Scan the records below. List lines holding "JSON".
[[ The records, beginning ]]
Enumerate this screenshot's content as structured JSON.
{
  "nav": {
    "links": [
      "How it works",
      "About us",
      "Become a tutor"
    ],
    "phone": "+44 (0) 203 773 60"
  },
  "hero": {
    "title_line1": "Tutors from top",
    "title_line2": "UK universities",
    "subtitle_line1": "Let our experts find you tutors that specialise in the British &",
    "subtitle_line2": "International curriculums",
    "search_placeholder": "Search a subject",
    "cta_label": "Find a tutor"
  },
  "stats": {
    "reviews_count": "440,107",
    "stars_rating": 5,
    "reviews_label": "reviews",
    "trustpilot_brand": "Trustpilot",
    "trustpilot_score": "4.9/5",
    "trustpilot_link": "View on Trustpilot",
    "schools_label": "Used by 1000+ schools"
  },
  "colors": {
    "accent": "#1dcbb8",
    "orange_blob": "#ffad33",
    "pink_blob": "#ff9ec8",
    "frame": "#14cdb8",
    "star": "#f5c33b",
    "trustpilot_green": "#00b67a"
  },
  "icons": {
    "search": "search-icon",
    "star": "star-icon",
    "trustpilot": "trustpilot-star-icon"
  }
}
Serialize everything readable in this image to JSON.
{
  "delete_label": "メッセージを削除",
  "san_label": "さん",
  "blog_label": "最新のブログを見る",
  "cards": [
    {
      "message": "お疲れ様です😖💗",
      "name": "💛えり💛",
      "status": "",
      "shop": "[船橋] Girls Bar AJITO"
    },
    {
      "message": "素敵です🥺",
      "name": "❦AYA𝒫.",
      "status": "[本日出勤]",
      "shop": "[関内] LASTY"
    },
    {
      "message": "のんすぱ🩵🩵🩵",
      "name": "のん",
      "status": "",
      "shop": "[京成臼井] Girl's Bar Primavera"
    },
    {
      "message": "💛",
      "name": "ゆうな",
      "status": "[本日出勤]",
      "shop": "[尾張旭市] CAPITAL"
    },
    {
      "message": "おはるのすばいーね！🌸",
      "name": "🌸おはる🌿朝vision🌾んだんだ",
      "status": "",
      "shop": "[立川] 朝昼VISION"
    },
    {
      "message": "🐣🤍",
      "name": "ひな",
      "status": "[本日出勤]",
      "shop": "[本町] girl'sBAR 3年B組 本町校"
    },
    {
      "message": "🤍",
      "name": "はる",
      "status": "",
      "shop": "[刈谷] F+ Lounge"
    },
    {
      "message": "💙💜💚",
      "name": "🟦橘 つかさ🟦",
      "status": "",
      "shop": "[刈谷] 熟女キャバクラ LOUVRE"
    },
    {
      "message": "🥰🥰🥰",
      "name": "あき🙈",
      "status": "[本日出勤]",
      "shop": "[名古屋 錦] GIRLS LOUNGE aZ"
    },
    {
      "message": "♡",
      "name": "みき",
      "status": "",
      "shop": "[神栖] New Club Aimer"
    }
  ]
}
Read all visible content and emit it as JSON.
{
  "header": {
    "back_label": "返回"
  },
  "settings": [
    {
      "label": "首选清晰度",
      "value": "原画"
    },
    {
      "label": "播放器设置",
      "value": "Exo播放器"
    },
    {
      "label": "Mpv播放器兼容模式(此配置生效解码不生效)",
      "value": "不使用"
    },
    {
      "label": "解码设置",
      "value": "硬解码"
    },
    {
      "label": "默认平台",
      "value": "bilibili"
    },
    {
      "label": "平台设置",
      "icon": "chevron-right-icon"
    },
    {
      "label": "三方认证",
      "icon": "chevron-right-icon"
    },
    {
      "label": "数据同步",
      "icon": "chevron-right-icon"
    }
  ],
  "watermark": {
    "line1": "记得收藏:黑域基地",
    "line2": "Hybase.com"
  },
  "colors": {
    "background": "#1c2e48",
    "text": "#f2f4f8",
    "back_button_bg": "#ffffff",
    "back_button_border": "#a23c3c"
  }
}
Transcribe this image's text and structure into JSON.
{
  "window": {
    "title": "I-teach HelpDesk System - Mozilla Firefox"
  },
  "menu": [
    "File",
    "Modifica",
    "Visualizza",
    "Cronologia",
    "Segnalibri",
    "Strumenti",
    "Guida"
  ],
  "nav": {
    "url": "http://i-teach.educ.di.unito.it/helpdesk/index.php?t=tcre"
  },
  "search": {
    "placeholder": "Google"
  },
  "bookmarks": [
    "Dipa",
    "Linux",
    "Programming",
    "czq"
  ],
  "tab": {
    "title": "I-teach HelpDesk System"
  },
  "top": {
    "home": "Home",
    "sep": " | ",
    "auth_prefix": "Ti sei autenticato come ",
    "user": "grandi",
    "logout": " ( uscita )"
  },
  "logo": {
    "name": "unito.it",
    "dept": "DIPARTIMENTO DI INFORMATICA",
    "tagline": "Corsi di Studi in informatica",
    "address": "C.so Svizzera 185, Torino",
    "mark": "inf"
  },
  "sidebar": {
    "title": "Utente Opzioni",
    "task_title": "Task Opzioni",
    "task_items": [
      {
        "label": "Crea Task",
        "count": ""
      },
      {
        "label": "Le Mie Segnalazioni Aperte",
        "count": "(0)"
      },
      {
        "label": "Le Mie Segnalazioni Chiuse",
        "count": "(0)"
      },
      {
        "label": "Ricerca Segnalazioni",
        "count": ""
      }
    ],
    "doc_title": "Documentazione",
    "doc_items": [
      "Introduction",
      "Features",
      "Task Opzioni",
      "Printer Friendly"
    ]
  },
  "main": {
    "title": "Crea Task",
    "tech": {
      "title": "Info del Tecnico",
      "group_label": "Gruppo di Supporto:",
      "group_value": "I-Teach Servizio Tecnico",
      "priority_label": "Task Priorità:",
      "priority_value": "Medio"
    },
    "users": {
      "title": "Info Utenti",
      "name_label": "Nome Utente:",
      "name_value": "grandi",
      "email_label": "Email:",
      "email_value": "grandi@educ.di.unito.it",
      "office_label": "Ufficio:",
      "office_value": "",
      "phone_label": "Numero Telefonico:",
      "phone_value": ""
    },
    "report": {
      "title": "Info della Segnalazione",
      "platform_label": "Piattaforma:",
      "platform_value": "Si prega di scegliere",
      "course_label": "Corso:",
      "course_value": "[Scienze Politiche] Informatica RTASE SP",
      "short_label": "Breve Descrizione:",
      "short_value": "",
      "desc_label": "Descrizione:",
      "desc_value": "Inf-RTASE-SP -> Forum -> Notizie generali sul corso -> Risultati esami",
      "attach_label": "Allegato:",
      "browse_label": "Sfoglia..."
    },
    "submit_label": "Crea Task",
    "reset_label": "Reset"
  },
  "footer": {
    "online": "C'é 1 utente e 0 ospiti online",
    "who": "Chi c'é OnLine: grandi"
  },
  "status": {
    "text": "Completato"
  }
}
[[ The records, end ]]
=== Result of the task ===
Enumerate this screenshot's content as structured JSON.
Serialize everything readable in this image to JSON.
Read all visible content and emit it as JSON.
Transcribe this image's text and structure into JSON.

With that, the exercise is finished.